• [Task description]: Every line containing the string "General" should be returned from the records.

== Input ==

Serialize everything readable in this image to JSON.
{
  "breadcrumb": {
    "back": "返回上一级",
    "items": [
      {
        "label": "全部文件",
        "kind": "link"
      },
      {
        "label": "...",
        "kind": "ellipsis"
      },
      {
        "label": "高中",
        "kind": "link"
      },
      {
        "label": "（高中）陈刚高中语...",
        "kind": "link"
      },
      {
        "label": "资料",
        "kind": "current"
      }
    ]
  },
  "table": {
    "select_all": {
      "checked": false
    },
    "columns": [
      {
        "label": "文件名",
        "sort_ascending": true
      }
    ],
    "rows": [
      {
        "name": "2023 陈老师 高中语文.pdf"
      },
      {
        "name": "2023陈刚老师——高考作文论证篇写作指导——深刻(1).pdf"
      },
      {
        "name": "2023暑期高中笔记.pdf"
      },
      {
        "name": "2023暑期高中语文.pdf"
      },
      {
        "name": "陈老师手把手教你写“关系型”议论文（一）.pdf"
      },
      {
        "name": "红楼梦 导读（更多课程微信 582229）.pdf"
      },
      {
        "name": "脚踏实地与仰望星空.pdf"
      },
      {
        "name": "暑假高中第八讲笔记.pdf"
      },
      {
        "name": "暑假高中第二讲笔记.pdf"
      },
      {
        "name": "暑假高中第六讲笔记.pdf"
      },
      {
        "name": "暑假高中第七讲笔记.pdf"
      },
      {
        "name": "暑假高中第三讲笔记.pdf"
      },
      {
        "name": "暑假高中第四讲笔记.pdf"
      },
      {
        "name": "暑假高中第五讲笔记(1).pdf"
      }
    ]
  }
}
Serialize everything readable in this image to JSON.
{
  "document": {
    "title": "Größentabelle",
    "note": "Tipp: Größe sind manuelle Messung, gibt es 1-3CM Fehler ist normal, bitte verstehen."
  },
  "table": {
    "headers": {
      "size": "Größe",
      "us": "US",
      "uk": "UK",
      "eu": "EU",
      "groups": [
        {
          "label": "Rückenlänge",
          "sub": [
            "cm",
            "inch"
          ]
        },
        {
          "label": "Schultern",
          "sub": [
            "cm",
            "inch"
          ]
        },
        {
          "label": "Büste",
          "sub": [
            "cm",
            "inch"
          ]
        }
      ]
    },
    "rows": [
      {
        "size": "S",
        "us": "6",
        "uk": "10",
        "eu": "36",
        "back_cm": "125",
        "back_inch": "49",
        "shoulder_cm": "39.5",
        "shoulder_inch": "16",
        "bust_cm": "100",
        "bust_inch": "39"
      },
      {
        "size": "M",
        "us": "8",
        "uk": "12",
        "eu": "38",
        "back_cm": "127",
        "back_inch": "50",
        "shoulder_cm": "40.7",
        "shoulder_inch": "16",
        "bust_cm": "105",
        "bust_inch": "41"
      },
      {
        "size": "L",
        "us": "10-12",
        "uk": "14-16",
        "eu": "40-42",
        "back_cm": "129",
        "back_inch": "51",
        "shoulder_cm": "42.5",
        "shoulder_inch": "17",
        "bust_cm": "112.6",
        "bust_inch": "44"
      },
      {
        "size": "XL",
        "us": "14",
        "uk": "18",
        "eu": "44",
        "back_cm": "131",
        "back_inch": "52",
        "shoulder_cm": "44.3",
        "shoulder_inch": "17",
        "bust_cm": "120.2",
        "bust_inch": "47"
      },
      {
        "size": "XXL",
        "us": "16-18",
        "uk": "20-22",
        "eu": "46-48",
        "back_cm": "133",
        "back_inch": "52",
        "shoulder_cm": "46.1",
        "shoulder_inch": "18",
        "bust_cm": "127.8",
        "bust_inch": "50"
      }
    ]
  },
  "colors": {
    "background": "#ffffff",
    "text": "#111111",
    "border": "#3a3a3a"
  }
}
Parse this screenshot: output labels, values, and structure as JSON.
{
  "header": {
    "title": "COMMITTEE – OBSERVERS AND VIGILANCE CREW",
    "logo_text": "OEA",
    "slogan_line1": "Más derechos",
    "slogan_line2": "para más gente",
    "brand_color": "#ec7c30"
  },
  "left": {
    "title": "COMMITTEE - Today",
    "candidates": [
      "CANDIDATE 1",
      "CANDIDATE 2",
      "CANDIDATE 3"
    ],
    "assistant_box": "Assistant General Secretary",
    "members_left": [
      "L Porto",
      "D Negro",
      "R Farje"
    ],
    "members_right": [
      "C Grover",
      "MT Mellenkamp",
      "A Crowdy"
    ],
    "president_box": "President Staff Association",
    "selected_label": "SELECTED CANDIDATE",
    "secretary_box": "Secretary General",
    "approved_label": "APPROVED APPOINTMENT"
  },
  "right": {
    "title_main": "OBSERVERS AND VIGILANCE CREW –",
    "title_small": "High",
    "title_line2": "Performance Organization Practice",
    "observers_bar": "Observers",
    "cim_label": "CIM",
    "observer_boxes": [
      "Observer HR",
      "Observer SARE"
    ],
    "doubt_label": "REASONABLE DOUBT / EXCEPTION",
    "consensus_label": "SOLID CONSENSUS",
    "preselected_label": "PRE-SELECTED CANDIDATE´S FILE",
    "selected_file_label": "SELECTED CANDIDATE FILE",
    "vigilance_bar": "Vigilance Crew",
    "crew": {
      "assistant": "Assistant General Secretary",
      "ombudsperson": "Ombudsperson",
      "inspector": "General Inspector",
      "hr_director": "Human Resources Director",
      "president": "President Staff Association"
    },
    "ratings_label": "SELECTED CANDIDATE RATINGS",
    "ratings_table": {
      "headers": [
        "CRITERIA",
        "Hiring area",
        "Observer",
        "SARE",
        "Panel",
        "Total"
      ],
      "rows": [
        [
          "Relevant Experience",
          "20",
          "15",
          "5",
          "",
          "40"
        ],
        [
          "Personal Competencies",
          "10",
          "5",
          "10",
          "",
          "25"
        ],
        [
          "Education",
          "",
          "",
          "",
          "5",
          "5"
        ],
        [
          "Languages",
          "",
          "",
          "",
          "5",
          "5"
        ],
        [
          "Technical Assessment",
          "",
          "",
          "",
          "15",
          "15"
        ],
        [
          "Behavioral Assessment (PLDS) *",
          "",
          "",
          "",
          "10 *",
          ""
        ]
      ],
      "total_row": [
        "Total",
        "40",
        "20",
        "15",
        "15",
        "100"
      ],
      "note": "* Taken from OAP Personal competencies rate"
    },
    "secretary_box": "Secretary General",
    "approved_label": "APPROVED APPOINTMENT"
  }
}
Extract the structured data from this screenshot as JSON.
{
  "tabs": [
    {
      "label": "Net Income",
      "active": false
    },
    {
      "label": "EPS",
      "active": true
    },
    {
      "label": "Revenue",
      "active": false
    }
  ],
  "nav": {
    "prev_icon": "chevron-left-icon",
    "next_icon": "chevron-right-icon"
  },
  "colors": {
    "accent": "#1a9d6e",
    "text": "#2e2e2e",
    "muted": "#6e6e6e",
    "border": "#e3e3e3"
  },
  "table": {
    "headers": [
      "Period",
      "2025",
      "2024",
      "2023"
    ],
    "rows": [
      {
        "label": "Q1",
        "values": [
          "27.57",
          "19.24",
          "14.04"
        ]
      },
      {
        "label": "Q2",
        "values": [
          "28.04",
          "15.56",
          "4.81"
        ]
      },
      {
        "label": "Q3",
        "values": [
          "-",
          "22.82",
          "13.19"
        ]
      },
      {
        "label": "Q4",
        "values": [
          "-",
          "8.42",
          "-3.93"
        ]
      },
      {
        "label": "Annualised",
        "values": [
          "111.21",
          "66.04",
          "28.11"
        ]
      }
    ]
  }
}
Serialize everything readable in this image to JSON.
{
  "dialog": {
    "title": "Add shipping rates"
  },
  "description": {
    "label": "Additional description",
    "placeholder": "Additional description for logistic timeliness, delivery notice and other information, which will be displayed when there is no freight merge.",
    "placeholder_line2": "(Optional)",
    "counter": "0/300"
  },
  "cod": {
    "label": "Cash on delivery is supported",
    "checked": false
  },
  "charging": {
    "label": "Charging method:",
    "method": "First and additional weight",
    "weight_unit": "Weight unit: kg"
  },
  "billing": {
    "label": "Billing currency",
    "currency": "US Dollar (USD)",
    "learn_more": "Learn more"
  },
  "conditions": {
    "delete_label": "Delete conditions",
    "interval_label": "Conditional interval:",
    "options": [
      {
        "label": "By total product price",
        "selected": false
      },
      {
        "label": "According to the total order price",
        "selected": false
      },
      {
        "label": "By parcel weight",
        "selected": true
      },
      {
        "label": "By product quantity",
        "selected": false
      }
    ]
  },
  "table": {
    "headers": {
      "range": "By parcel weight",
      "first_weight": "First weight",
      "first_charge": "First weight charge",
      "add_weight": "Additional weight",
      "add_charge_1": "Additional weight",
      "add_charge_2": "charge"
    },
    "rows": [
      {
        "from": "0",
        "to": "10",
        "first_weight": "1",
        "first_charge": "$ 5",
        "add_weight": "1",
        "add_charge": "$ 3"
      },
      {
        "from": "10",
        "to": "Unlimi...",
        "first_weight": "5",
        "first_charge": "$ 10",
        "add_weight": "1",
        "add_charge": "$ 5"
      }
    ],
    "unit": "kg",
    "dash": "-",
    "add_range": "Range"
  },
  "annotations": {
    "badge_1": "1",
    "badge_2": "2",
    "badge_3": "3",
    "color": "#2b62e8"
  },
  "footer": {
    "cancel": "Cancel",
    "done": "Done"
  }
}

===

• [Exercise result]:
    "assistant_box": "Assistant General Secretary",
    "secretary_box": "Secretary General",
      "assistant": "Assistant General Secretary",
      "inspector": "General Inspector",
    "secretary_box": "Secretary General",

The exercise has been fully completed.